[ FACT OF THE WEEK]

29 percent report that their marketing departments have ‘too little or no customer/consumer data.’ When data is collected by marketers, it is often not appropriate to real-time decision making.

Sourced from: Analytics.CLUB #WEB Newsletter

The Potential to Enhance the Citizen Experience With Automation

The citizen experience is the government equivalent of the private sector’s customer experience (CX). It is a person’s perceptions of the quality and value of all their interactions with a government agency. CX happens not just at the level of a service or program, but with each agency and across government itself. Improving CX is about meeting public needs with minimal frustration and maximum efficiency.

GovLoop’s survey reflects the importance of creating a better CX. The good news is that 89% percent of respondents said improving CX is on their agency’s priority list (Figure 5).

Although most agree that improving CX is needed, we wanted to understand whether they see a role for automation technology in that endeavor. According to the survey results, 48% of respondents believe the technology can help human agents deliver better CX (Figure 6).

At state agencies, the confidence in these tools is considerably higher, with 67% saying they see automation’s potential, compared to 44% at the local level and 40% at the federal level.

The survey insight about state agencies being especially favorable toward automation aligns with what others have observed. The National Association of State Chief Information Officers’ (NASCIO) 2019 State CIO Survey found that 65% of CIOs view artificial intelligence (AI)/robotic process automation (RPA) as the most impactful emerging technology in the next three to five years. It was the top choice by a wide margin.

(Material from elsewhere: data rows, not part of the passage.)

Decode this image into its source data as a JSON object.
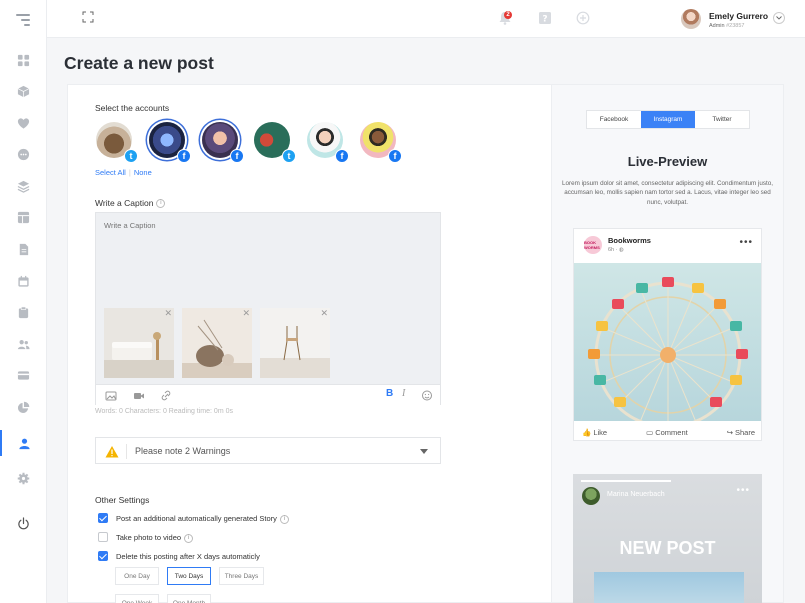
{
  "colors": {
    "accent": "#2f7bf5",
    "facebook": "#1877f2",
    "twitter": "#1da1f2",
    "warning": "#f5b400",
    "badge": "#e53935"
  },
  "sidebar": {
    "items": [
      {
        "icon": "dashboard-icon"
      },
      {
        "icon": "cube-icon"
      },
      {
        "icon": "heart-icon"
      },
      {
        "icon": "chat-icon"
      },
      {
        "icon": "layers-icon"
      },
      {
        "icon": "layout-icon"
      },
      {
        "icon": "document-icon"
      },
      {
        "icon": "calendar-icon"
      },
      {
        "icon": "clipboard-icon"
      },
      {
        "icon": "users-icon"
      },
      {
        "icon": "card-icon"
      },
      {
        "icon": "pie-chart-icon"
      },
      {
        "icon": "user-icon",
        "active": true
      },
      {
        "icon": "settings-icon"
      },
      {
        "icon": "power-icon"
      }
    ]
  },
  "topbar": {
    "notification_count": "2",
    "user": {
      "name": "Emely Gurrero",
      "role": "Admin",
      "id": "#23857"
    }
  },
  "page_title": "Create a new post",
  "accounts": {
    "label": "Select the accounts",
    "select_all": "Select All",
    "none": "None",
    "list": [
      {
        "network": "twitter",
        "selected": false
      },
      {
        "network": "facebook",
        "selected": true
      },
      {
        "network": "facebook",
        "selected": true
      },
      {
        "network": "twitter",
        "selected": false
      },
      {
        "network": "facebook",
        "selected": false
      },
      {
        "network": "facebook",
        "selected": false
      }
    ]
  },
  "caption": {
    "label": "Write a Caption",
    "placeholder": "Write a Caption",
    "stats": "Words: 0  Characters: 0  Reading time: 0m 0s"
  },
  "warning": {
    "text": "Please note 2 Warnings"
  },
  "other_settings": {
    "label": "Other Settings",
    "options": [
      {
        "label": "Post an additional automatically generated Story",
        "checked": true,
        "info": true
      },
      {
        "label": "Take photo to video",
        "checked": false,
        "info": true
      },
      {
        "label": "Delete this posting after X days automaticly",
        "checked": true,
        "info": false
      }
    ],
    "day_options": [
      "One Day",
      "Two Days",
      "Three Days"
    ],
    "selected_day": "Two Days",
    "week_options": [
      "One Week",
      "One Month"
    ]
  },
  "preview": {
    "tabs": [
      "Facebook",
      "Instagram",
      "Twitter"
    ],
    "active_tab": "Instagram",
    "title": "Live-Preview",
    "text": "Lorem ipsum dolor sit amet, consectetur adipiscing elit. Condimentum justo, accumsan leo, mollis sapien nam tortor sed a. Lacus, vitae integer leo sed nunc, volutpat.",
    "fb_post": {
      "page": "Bookworms",
      "avatar_text": "BOOK WORMS",
      "time": "6h · ",
      "like": "Like",
      "comment": "Comment",
      "share": "Share"
    },
    "story": {
      "user": "Marina Neuerbach",
      "headline": "NEW POST"
    }
  }
}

Tim Friebel, Innovation Sales Lead for Service Automation at Genesys, had advice for those trying to advocate for automation at their agency. “Most decisions are driven by resources and where to allocate them,” he said. “You have to find areas where automation can free up time and money while improving citizen experience. That business case is the first lever to pull.”

At the federal level, a mandate for automation exists. The 2018 President’s Management Agenda set a cross-agency goal to “shift time, effort, and funding currently spent performing repetitive administrative tasks … toward accomplishing mission outcomes,” and specifically pointed to automation technologies as one way to achieve that goal. The White House also issued an executive order in 2019 to “promote and protect national AI technology and innovation,” including in government services.

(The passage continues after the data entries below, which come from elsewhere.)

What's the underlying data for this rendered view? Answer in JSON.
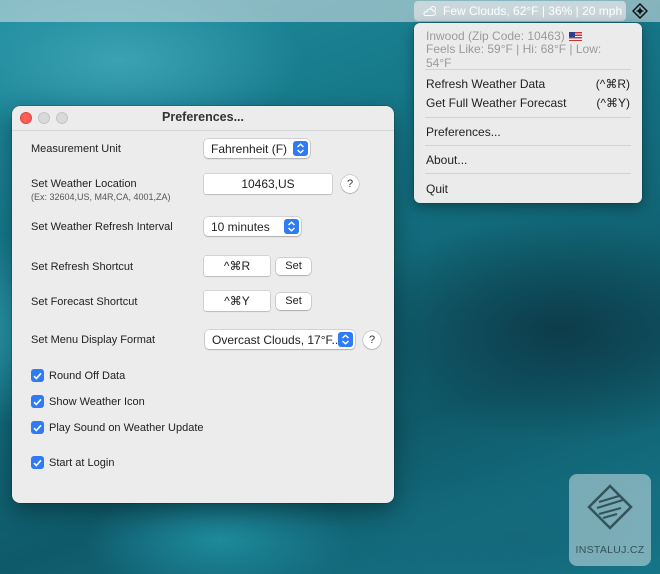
{
  "menubar": {
    "status_text": "Few Clouds, 62°F | 36% | 20 mph"
  },
  "dropdown": {
    "location": "Inwood (Zip Code: 10463)",
    "feels_like": "Feels Like: 59°F | Hi: 68°F | Low: 54°F",
    "items": [
      {
        "label": "Refresh Weather Data",
        "shortcut": "(^⌘R)"
      },
      {
        "label": "Get Full Weather Forecast",
        "shortcut": "(^⌘Y)"
      },
      {
        "label": "Preferences..."
      },
      {
        "label": "About..."
      },
      {
        "label": "Quit"
      }
    ]
  },
  "prefs": {
    "title": "Preferences...",
    "measurement_unit": {
      "label": "Measurement Unit",
      "value": "Fahrenheit (F)"
    },
    "location": {
      "label": "Set Weather Location",
      "hint": "(Ex: 32604,US, M4R,CA, 4001,ZA)",
      "value": "10463,US",
      "help": "?"
    },
    "refresh_interval": {
      "label": "Set Weather Refresh Interval",
      "value": "10 minutes"
    },
    "refresh_shortcut": {
      "label": "Set Refresh Shortcut",
      "value": "^⌘R",
      "button": "Set"
    },
    "forecast_shortcut": {
      "label": "Set Forecast Shortcut",
      "value": "^⌘Y",
      "button": "Set"
    },
    "display_format": {
      "label": "Set Menu Display Format",
      "value": "Overcast Clouds, 17°F...",
      "help": "?"
    },
    "checkboxes": [
      {
        "label": "Round Off Data",
        "checked": true
      },
      {
        "label": "Show Weather Icon",
        "checked": true
      },
      {
        "label": "Play Sound on Weather Update",
        "checked": true
      },
      {
        "label": "Start at Login",
        "checked": true
      }
    ]
  },
  "watermark": {
    "text": "INSTALUJ.CZ"
  },
  "colors": {
    "accent": "#2f7bf5",
    "close": "#ff5f57"
  }
}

State and local governments often don’t have a single overarching standard or mandate to adopt automation and AI solutions. However, momentum for them is growing. Some have launched initiatives to evaluate and make recommendations about agencies’ use of these technologies and their regulation. These include:

There is also a Massachusetts bill that would establish a state commission to review the government’s use of automation.

It’s clear many agencies see the potential for automation to positively affect CX and those that don’t may soon be compelled by policy to pilot these technologies.

This article is an excerpt from GovLoop’s recent report, “Team Up With Automation for a Better Citizen Experience.” Download the full report here.

Illustration credit: GovLoop


The post The Potential to Enhance the Citizen Experience With Automation appeared first on GovLoop.

Originally Posted at: The Potential to Enhance the Citizen Experience With Automation